Applications for Epoxy Glue
Whether you’re a professional mechanic or a crafty DIYer, epoxy glue has numerous applications that can make your life easier.
Epoxy glue is a tried and true solution for repairing cracks and holes in automotive parts such as engine blocks, radiators, and exhaust systems. It provides a strong bond that can withstand high temperatures and harsh chemicals. If you’re looking for a solution for bonding metal and plastic components together, epoxy glue has got you covered too.
If you’re constructing or repairing any structure, you’ll need epoxy glue to bond materials like concrete, wood, and metal. Its ability to bond dissimilar materials together makes it an invaluable tool in the construction industry. Epoxy glue can help you get the job done quickly and efficiently.
Epoxy glue is used in electronics to encapsulate circuit boards, protecting them from moisture and other environmental factors. It is also used to bond components together and attach components to circuit boards. Electronics can be delicate, but with epoxy glue, they’ll be protected from wear and tear.
Epoxy glue is perfect for jewelry making. It’s used to bond stones, beads, and other embellishments to metal or other materials. It can also be used to create molds for casting metal or other materials. Jewelry making requires precision, which is why epoxy glue is perfect for the job.
Epoxy glue is an essential tool for woodworking. It’s commonly used for bonding joints together and for filling gaps and cracks in wood. It’s also used for turning projects such as bowls and pens. Woodworking projects require durability and strength, which is why epoxy glue should be your go-to adhesive.
Also Read: Will Elmer’s glue dissolve in water?
To sum it up, Elmer’s glue is not epoxy. Despite their interchangeable nature, they differ significantly in composition and function. Epoxy is a two-part adhesive that requires mixing before use, while glue is a single-component adhesive made from natural or synthetic polymers.
Elmer’s glue is a versatile all-purpose adhesive that can be used for various applications, including school projects and woodworking. It dries clear, making it perfect for projects where appearance matters.

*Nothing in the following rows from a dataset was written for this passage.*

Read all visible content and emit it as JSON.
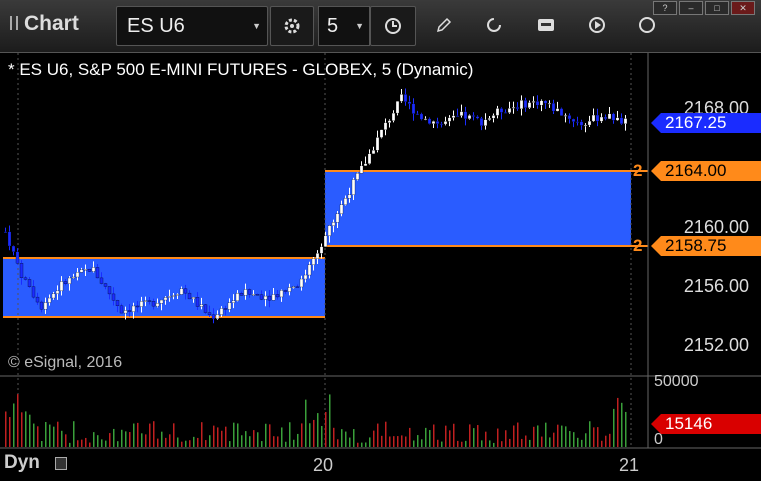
{
  "app": {
    "title": "Chart"
  },
  "toolbar": {
    "symbol": "ES U6",
    "interval": "5"
  },
  "chart": {
    "title": "* ES U6, S&P 500 E-MINI FUTURES - GLOBEX, 5 (Dynamic)",
    "copyright": "© eSignal, 2016",
    "price_axis": [
      "2168.00",
      "2164.00",
      "2160.00",
      "2156.00",
      "2152.00"
    ],
    "last_price": "2167.25",
    "zone_upper_price": "2164.00",
    "zone_lower_price": "2158.75",
    "zone_badge": "2",
    "volume_axis_top": "50000",
    "volume_axis_bottom": "0",
    "last_volume": "15146",
    "date_labels": [
      "20",
      "21"
    ],
    "mode_label": "Dyn",
    "colors": {
      "up": "#ffffff",
      "down": "#1a2cff",
      "zone": "#2a5cff",
      "zone_line": "#ff8a1a",
      "last_tag": "#1a2cff",
      "volume_tag": "#d90000"
    }
  }
}
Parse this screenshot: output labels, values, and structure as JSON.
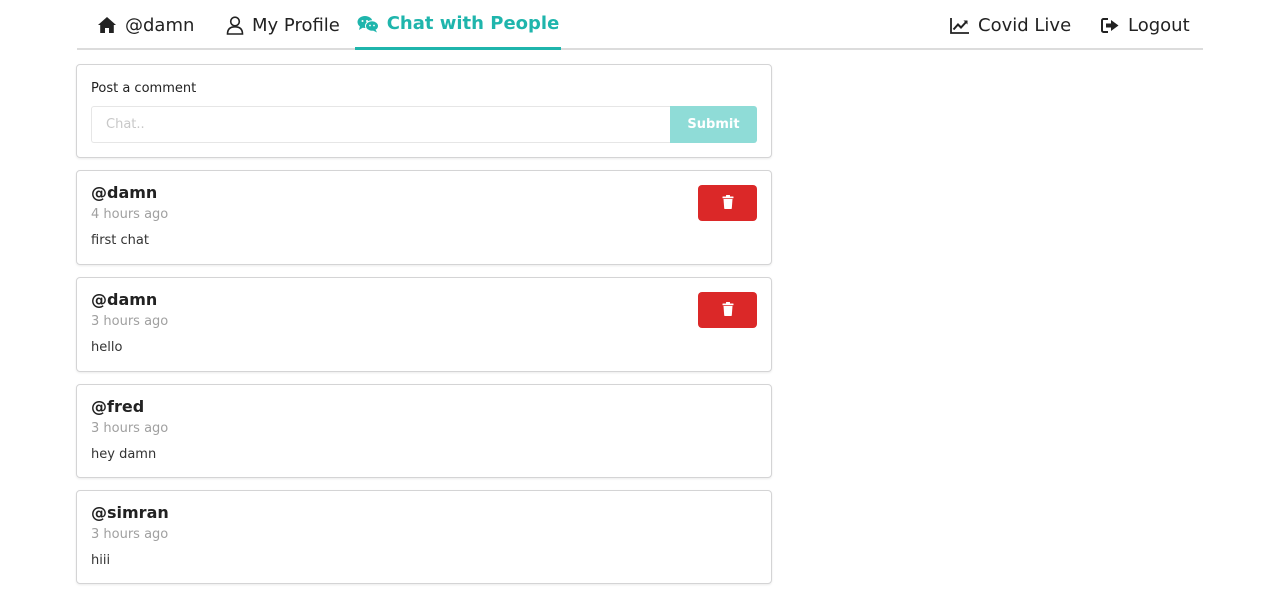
{
  "nav": {
    "home_label": "@damn",
    "profile_label": "My Profile",
    "chat_label": "Chat with People",
    "covid_label": "Covid Live",
    "logout_label": "Logout",
    "active_color": "#1fb5ac"
  },
  "composer": {
    "label": "Post a comment",
    "placeholder": "Chat..",
    "value": "",
    "submit_label": "Submit",
    "submit_color": "#8fdcd7"
  },
  "comments": [
    {
      "author": "@damn",
      "time": "4 hours ago",
      "text": "first chat",
      "deletable": true
    },
    {
      "author": "@damn",
      "time": "3 hours ago",
      "text": "hello",
      "deletable": true
    },
    {
      "author": "@fred",
      "time": "3 hours ago",
      "text": "hey damn",
      "deletable": false
    },
    {
      "author": "@simran",
      "time": "3 hours ago",
      "text": "hiii",
      "deletable": false
    }
  ],
  "colors": {
    "delete_button": "#db2828",
    "muted_text": "#a0a0a0"
  },
  "icons": {
    "home": "home-icon",
    "profile": "user-icon",
    "chat": "wechat-icon",
    "covid": "line-chart-icon",
    "logout": "sign-out-icon",
    "delete": "trash-icon"
  }
}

It’s commonly used in paper crafts and paper-mache projects to create intricate designs and structures that look seamless and professional.
On the other hand, epoxy creates an unbreakable bond that can withstand high stress and weight. It’s ideal for heavy-duty applications such as construction, automotive, and aerospace industries. Its ability to fill gaps and cracks in surfaces makes it even more versatile.
Choosing between Elmer’s glue and epoxy depends on your specific application and material being bonded. If you’re working on an art project or woodworking with porous materials such as paper or wood, then Elmer’s glue is perfect for you. However, if you need a heavy-duty adhesive for non-porous materials like metal or glass, then epoxy glue is your go-to.
Both adhesives have their pros and cons. Elmer’s glue is easy to use and affordable but may not be suitable for heavy-duty projects requiring high durability. On the other hand, epoxy glue may pose health risks due to its chemicals but creates a strong bond that can withstand harsh conditions.